> What is required
When you repeat the entries below, keep each word exactly as it is and drop the pictures.

[Records from a data collection]
┌──
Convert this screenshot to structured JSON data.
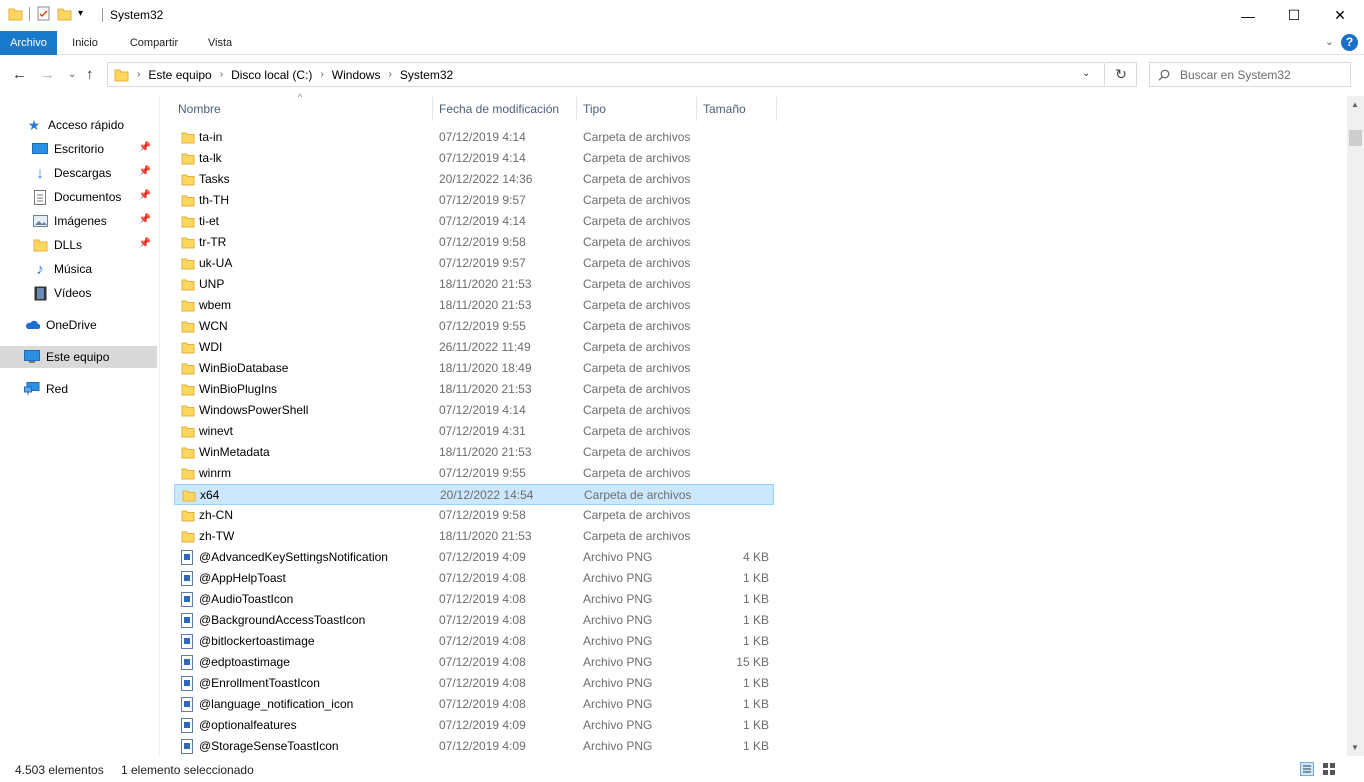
{
  "window": {
    "title": "System32",
    "minimize": "—",
    "maximize": "☐",
    "close": "✕"
  },
  "ribbon": {
    "tabs": [
      "Archivo",
      "Inicio",
      "Compartir",
      "Vista"
    ],
    "help": "?"
  },
  "address": {
    "crumbs": [
      "Este equipo",
      "Disco local (C:)",
      "Windows",
      "System32"
    ],
    "search_placeholder": "Buscar en System32"
  },
  "navpane": {
    "quick_access": "Acceso rápido",
    "items": [
      "Escritorio",
      "Descargas",
      "Documentos",
      "Imágenes",
      "DLLs",
      "Música",
      "Vídeos"
    ],
    "onedrive": "OneDrive",
    "this_pc": "Este equipo",
    "network": "Red"
  },
  "columns": {
    "name": "Nombre",
    "date": "Fecha de modificación",
    "type": "Tipo",
    "size": "Tamaño"
  },
  "files": [
    {
      "name": "ta-in",
      "date": "07/12/2019 4:14",
      "type": "Carpeta de archivos",
      "size": "",
      "kind": "folder"
    },
    {
      "name": "ta-lk",
      "date": "07/12/2019 4:14",
      "type": "Carpeta de archivos",
      "size": "",
      "kind": "folder"
    },
    {
      "name": "Tasks",
      "date": "20/12/2022 14:36",
      "type": "Carpeta de archivos",
      "size": "",
      "kind": "folder"
    },
    {
      "name": "th-TH",
      "date": "07/12/2019 9:57",
      "type": "Carpeta de archivos",
      "size": "",
      "kind": "folder"
    },
    {
      "name": "ti-et",
      "date": "07/12/2019 4:14",
      "type": "Carpeta de archivos",
      "size": "",
      "kind": "folder"
    },
    {
      "name": "tr-TR",
      "date": "07/12/2019 9:58",
      "type": "Carpeta de archivos",
      "size": "",
      "kind": "folder"
    },
    {
      "name": "uk-UA",
      "date": "07/12/2019 9:57",
      "type": "Carpeta de archivos",
      "size": "",
      "kind": "folder"
    },
    {
      "name": "UNP",
      "date": "18/11/2020 21:53",
      "type": "Carpeta de archivos",
      "size": "",
      "kind": "folder"
    },
    {
      "name": "wbem",
      "date": "18/11/2020 21:53",
      "type": "Carpeta de archivos",
      "size": "",
      "kind": "folder"
    },
    {
      "name": "WCN",
      "date": "07/12/2019 9:55",
      "type": "Carpeta de archivos",
      "size": "",
      "kind": "folder"
    },
    {
      "name": "WDI",
      "date": "26/11/2022 11:49",
      "type": "Carpeta de archivos",
      "size": "",
      "kind": "folder"
    },
    {
      "name": "WinBioDatabase",
      "date": "18/11/2020 18:49",
      "type": "Carpeta de archivos",
      "size": "",
      "kind": "folder"
    },
    {
      "name": "WinBioPlugIns",
      "date": "18/11/2020 21:53",
      "type": "Carpeta de archivos",
      "size": "",
      "kind": "folder"
    },
    {
      "name": "WindowsPowerShell",
      "date": "07/12/2019 4:14",
      "type": "Carpeta de archivos",
      "size": "",
      "kind": "folder"
    },
    {
      "name": "winevt",
      "date": "07/12/2019 4:31",
      "type": "Carpeta de archivos",
      "size": "",
      "kind": "folder"
    },
    {
      "name": "WinMetadata",
      "date": "18/11/2020 21:53",
      "type": "Carpeta de archivos",
      "size": "",
      "kind": "folder"
    },
    {
      "name": "winrm",
      "date": "07/12/2019 9:55",
      "type": "Carpeta de archivos",
      "size": "",
      "kind": "folder"
    },
    {
      "name": "x64",
      "date": "20/12/2022 14:54",
      "type": "Carpeta de archivos",
      "size": "",
      "kind": "folder",
      "selected": true
    },
    {
      "name": "zh-CN",
      "date": "07/12/2019 9:58",
      "type": "Carpeta de archivos",
      "size": "",
      "kind": "folder"
    },
    {
      "name": "zh-TW",
      "date": "18/11/2020 21:53",
      "type": "Carpeta de archivos",
      "size": "",
      "kind": "folder"
    },
    {
      "name": "@AdvancedKeySettingsNotification",
      "date": "07/12/2019 4:09",
      "type": "Archivo PNG",
      "size": "4 KB",
      "kind": "png"
    },
    {
      "name": "@AppHelpToast",
      "date": "07/12/2019 4:08",
      "type": "Archivo PNG",
      "size": "1 KB",
      "kind": "png"
    },
    {
      "name": "@AudioToastIcon",
      "date": "07/12/2019 4:08",
      "type": "Archivo PNG",
      "size": "1 KB",
      "kind": "png"
    },
    {
      "name": "@BackgroundAccessToastIcon",
      "date": "07/12/2019 4:08",
      "type": "Archivo PNG",
      "size": "1 KB",
      "kind": "png"
    },
    {
      "name": "@bitlockertoastimage",
      "date": "07/12/2019 4:08",
      "type": "Archivo PNG",
      "size": "1 KB",
      "kind": "png"
    },
    {
      "name": "@edptoastimage",
      "date": "07/12/2019 4:08",
      "type": "Archivo PNG",
      "size": "15 KB",
      "kind": "png"
    },
    {
      "name": "@EnrollmentToastIcon",
      "date": "07/12/2019 4:08",
      "type": "Archivo PNG",
      "size": "1 KB",
      "kind": "png"
    },
    {
      "name": "@language_notification_icon",
      "date": "07/12/2019 4:08",
      "type": "Archivo PNG",
      "size": "1 KB",
      "kind": "png"
    },
    {
      "name": "@optionalfeatures",
      "date": "07/12/2019 4:09",
      "type": "Archivo PNG",
      "size": "1 KB",
      "kind": "png"
    },
    {
      "name": "@StorageSenseToastIcon",
      "date": "07/12/2019 4:09",
      "type": "Archivo PNG",
      "size": "1 KB",
      "kind": "png"
    }
  ],
  "status": {
    "count": "4.503 elementos",
    "selection": "1 elemento seleccionado"
  },
  "colors": {
    "accent": "#1979ca",
    "selection_bg": "#cce8ff",
    "folder": "#ffd75e"
  }
}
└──
> Written solution
Convert this screenshot to structured JSON data.
{
  "window": {
    "title": "System32",
    "minimize": "—",
    "maximize": "☐",
    "close": "✕"
  },
  "ribbon": {
    "tabs": [
      "Archivo",
      "Inicio",
      "Compartir",
      "Vista"
    ],
    "help": "?"
  },
  "address": {
    "crumbs": [
      "Este equipo",
      "Disco local (C:)",
      "Windows",
      "System32"
    ],
    "search_placeholder": "Buscar en System32"
  },
  "navpane": {
    "quick_access": "Acceso rápido",
    "items": [
      "Escritorio",
      "Descargas",
      "Documentos",
      "Imágenes",
      "DLLs",
      "Música",
      "Vídeos"
    ],
    "onedrive": "OneDrive",
    "this_pc": "Este equipo",
    "network": "Red"
  },
  "columns": {
    "name": "Nombre",
    "date": "Fecha de modificación",
    "type": "Tipo",
    "size": "Tamaño"
  },
  "files": [
    {
      "name": "ta-in",
      "date": "07/12/2019 4:14",
      "type": "Carpeta de archivos",
      "size": "",
      "kind": "folder"
    },
    {
      "name": "ta-lk",
      "date": "07/12/2019 4:14",
      "type": "Carpeta de archivos",
      "size": "",
      "kind": "folder"
    },
    {
      "name": "Tasks",
      "date": "20/12/2022 14:36",
      "type": "Carpeta de archivos",
      "size": "",
      "kind": "folder"
    },
    {
      "name": "th-TH",
      "date": "07/12/2019 9:57",
      "type": "Carpeta de archivos",
      "size": "",
      "kind": "folder"
    },
    {
      "name": "ti-et",
      "date": "07/12/2019 4:14",
      "type": "Carpeta de archivos",
      "size": "",
      "kind": "folder"
    },
    {
      "name": "tr-TR",
      "date": "07/12/2019 9:58",
      "type": "Carpeta de archivos",
      "size": "",
      "kind": "folder"
    },
    {
      "name": "uk-UA",
      "date": "07/12/2019 9:57",
      "type": "Carpeta de archivos",
      "size": "",
      "kind": "folder"
    },
    {
      "name": "UNP",
      "date": "18/11/2020 21:53",
      "type": "Carpeta de archivos",
      "size": "",
      "kind": "folder"
    },
    {
      "name": "wbem",
      "date": "18/11/2020 21:53",
      "type": "Carpeta de archivos",
      "size": "",
      "kind": "folder"
    },
    {
      "name": "WCN",
      "date": "07/12/2019 9:55",
      "type": "Carpeta de archivos",
      "size": "",
      "kind": "folder"
    },
    {
      "name": "WDI",
      "date": "26/11/2022 11:49",
      "type": "Carpeta de archivos",
      "size": "",
      "kind": "folder"
    },
    {
      "name": "WinBioDatabase",
      "date": "18/11/2020 18:49",
      "type": "Carpeta de archivos",
      "size": "",
      "kind": "folder"
    },
    {
      "name": "WinBioPlugIns",
      "date": "18/11/2020 21:53",
      "type": "Carpeta de archivos",
      "size": "",
      "kind": "folder"
    },
    {
      "name": "WindowsPowerShell",
      "date": "07/12/2019 4:14",
      "type": "Carpeta de archivos",
      "size": "",
      "kind": "folder"
    },
    {
      "name": "winevt",
      "date": "07/12/2019 4:31",
      "type": "Carpeta de archivos",
      "size": "",
      "kind": "folder"
    },
    {
      "name": "WinMetadata",
      "date": "18/11/2020 21:53",
      "type": "Carpeta de archivos",
      "size": "",
      "kind": "folder"
    },
    {
      "name": "winrm",
      "date": "07/12/2019 9:55",
      "type": "Carpeta de archivos",
      "size": "",
      "kind": "folder"
    },
    {
      "name": "x64",
      "date": "20/12/2022 14:54",
      "type": "Carpeta de archivos",
      "size": "",
      "kind": "folder",
      "selected": true
    },
    {
      "name": "zh-CN",
      "date": "07/12/2019 9:58",
      "type": "Carpeta de archivos",
      "size": "",
      "kind": "folder"
    },
    {
      "name": "zh-TW",
      "date": "18/11/2020 21:53",
      "type": "Carpeta de archivos",
      "size": "",
      "kind": "folder"
    },
    {
      "name": "@AdvancedKeySettingsNotification",
      "date": "07/12/2019 4:09",
      "type": "Archivo PNG",
      "size": "4 KB",
      "kind": "png"
    },
    {
      "name": "@AppHelpToast",
      "date": "07/12/2019 4:08",
      "type": "Archivo PNG",
      "size": "1 KB",
      "kind": "png"
    },
    {
      "name": "@AudioToastIcon",
      "date": "07/12/2019 4:08",
      "type": "Archivo PNG",
      "size": "1 KB",
      "kind": "png"
    },
    {
      "name": "@BackgroundAccessToastIcon",
      "date": "07/12/2019 4:08",
      "type": "Archivo PNG",
      "size": "1 KB",
      "kind": "png"
    },
    {
      "name": "@bitlockertoastimage",
      "date": "07/12/2019 4:08",
      "type": "Archivo PNG",
      "size": "1 KB",
      "kind": "png"
    },
    {
      "name": "@edptoastimage",
      "date": "07/12/2019 4:08",
      "type": "Archivo PNG",
      "size": "15 KB",
      "kind": "png"
    },
    {
      "name": "@EnrollmentToastIcon",
      "date": "07/12/2019 4:08",
      "type": "Archivo PNG",
      "size": "1 KB",
      "kind": "png"
    },
    {
      "name": "@language_notification_icon",
      "date": "07/12/2019 4:08",
      "type": "Archivo PNG",
      "size": "1 KB",
      "kind": "png"
    },
    {
      "name": "@optionalfeatures",
      "date": "07/12/2019 4:09",
      "type": "Archivo PNG",
      "size": "1 KB",
      "kind": "png"
    },
    {
      "name": "@StorageSenseToastIcon",
      "date": "07/12/2019 4:09",
      "type": "Archivo PNG",
      "size": "1 KB",
      "kind": "png"
    }
  ],
  "status": {
    "count": "4.503 elementos",
    "selection": "1 elemento seleccionado"
  },
  "colors": {
    "accent": "#1979ca",
    "selection_bg": "#cce8ff",
    "folder": "#ffd75e"
  }
}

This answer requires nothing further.